I wrote this for Joseph Gordon-Levitt’s open collaboration project, hitRECord, during a late-night burst of spontaneous creation. If you missed it there, thought you might like to see it here. The prompt was to write about how being dumped can make you feel like trash. Most of the contributions on this theme were quite sad. I tried to go another way.
People who work in waste management can tell you all sorts of fascinating stories about trash. Like how you can dig into a landfill site that’s been closed for twenty years and find old hot dogs that still have teeth marks in them. In the age of recycling and composting and “biodegradable” labels slapped on the toxic brews we use to clean our toilets, we’ve accepted the premise that eventually, everything breaks down.
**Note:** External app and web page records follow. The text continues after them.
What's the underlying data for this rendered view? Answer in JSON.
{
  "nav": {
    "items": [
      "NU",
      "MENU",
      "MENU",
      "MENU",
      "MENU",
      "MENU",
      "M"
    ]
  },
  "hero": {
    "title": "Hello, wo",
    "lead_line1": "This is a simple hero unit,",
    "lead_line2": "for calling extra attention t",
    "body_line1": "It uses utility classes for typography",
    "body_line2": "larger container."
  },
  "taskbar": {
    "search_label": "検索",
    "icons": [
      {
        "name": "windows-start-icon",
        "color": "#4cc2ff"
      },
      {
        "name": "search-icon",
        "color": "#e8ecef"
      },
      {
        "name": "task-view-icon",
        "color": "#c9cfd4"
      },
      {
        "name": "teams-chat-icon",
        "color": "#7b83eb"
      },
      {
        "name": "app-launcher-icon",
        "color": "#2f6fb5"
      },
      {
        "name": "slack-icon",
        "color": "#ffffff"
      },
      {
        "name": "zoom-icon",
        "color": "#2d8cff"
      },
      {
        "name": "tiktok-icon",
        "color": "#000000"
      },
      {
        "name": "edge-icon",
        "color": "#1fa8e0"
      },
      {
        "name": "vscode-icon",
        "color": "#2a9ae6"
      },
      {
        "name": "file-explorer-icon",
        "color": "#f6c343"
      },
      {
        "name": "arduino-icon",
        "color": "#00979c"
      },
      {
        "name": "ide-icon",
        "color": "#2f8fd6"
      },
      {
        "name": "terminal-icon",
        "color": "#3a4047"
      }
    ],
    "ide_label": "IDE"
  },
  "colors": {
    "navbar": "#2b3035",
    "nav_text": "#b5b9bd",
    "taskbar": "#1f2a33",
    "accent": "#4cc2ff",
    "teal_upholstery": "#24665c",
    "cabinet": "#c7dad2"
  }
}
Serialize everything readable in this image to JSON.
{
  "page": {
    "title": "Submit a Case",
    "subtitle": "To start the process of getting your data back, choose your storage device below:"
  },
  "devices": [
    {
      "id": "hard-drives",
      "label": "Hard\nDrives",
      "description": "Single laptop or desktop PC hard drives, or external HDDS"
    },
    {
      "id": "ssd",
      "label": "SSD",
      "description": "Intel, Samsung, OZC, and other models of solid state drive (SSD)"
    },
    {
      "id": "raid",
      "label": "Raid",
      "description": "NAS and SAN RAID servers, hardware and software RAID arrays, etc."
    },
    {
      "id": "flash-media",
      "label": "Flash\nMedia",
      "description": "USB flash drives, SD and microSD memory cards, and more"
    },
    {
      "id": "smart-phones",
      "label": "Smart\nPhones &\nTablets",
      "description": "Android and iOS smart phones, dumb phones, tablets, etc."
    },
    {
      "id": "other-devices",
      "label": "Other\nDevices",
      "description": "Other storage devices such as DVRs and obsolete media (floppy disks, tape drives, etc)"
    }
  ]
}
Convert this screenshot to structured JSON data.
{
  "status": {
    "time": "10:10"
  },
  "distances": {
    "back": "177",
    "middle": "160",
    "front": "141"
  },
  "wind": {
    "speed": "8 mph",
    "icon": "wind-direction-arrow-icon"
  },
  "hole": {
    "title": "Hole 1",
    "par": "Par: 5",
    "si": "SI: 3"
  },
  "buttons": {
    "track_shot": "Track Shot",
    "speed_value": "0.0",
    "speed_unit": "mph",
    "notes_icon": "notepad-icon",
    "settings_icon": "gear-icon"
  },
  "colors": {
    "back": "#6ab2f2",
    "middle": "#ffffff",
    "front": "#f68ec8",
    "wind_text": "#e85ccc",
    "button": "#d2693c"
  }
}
Everything will be reduced, in time, to a safe and simple form. It alleviates the guilt we feel at buying the bottle of water in a moment of extreme thirst and carrying it home in a plastic bag. That’s okay, it all breaks down in time.
You can’t really fault us, either. Few people feel giddy at the prospect of throwing something away. Some part of us knows that yeah, that empty plastic bottle will be here long after I’m gone, compacted beneath truckloads of used diapers and orange rinds and stained furniture with rusted springs protruding from the armrest. But once we’ve tossed the bottle into the bin, once the bin goes to the curb, once the diesel-belching monster has carted it off to parts unknown, do we ever think of it again? Are we sitting in the office one Thursday morning with an idle moment or two when it comes back to us: “Hey, whatever happened to that water bottle? I wonder how it’s doing.” Hardly. And that’s normal. Nothing cruel about it.
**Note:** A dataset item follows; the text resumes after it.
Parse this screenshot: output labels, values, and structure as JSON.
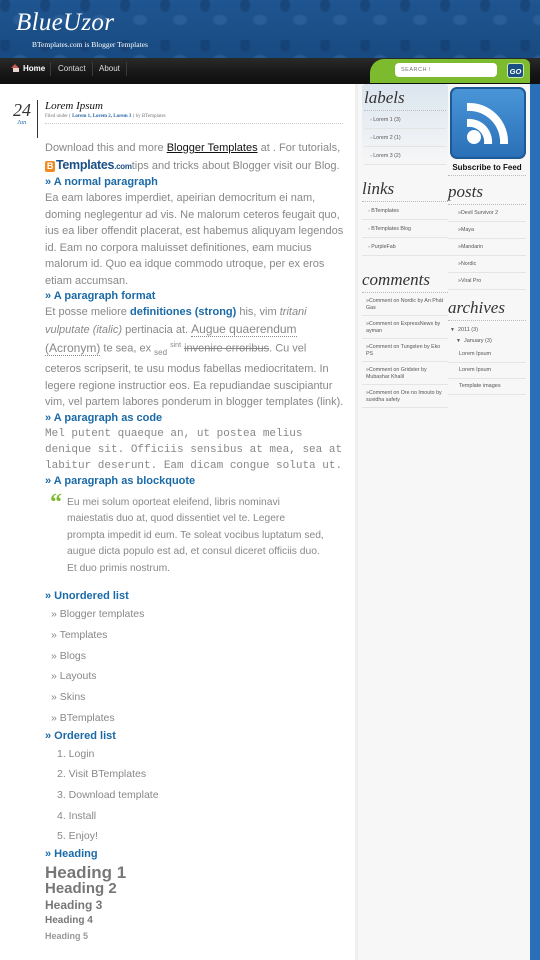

By the strictest definition of the concept, the human heart is biodegradable. All living flesh breaks down in time, once the spark of life is gone. But when a heart is thrown away, it doesn’t go to that far-off place lined with trees where the gulls converge in swarms. It lingers in its container, emptied of purpose like the bottle drained of its single serving of water. It beats on despite its wounds. And you can’t really bring yourself to hate the person who tossed it. They didn’t need it anymore. That’s all. It wasn’t an act of wanton cruelty, or a conspiracy of nastiness directed specifically at you, no more than is directed at a banana peel once the good part’s been eaten. There was a relationship, and for a while, it was wonderful. And then wonder became familiar, and familiar devolved into predictable, and predictable broke down further into boredom. The spark dimmed to an ember and snuffed out. Little to do then but shovel the cold ash into the bag.
The waste management guys talk about finding newspapers from forty years ago whose headlines are still clear and vibrant. “Hey, apparently Nixon resigned, did you hear that?” You won’t find hearts in landfills; they remain sealed in the manufacturer’s original packaging. Though it might be sometimes treated as trash, the heart has a singular advantage: it can heal. Biodegradation, in this case, is a choice. You don’t have to break down if you don’t want to. You can love again.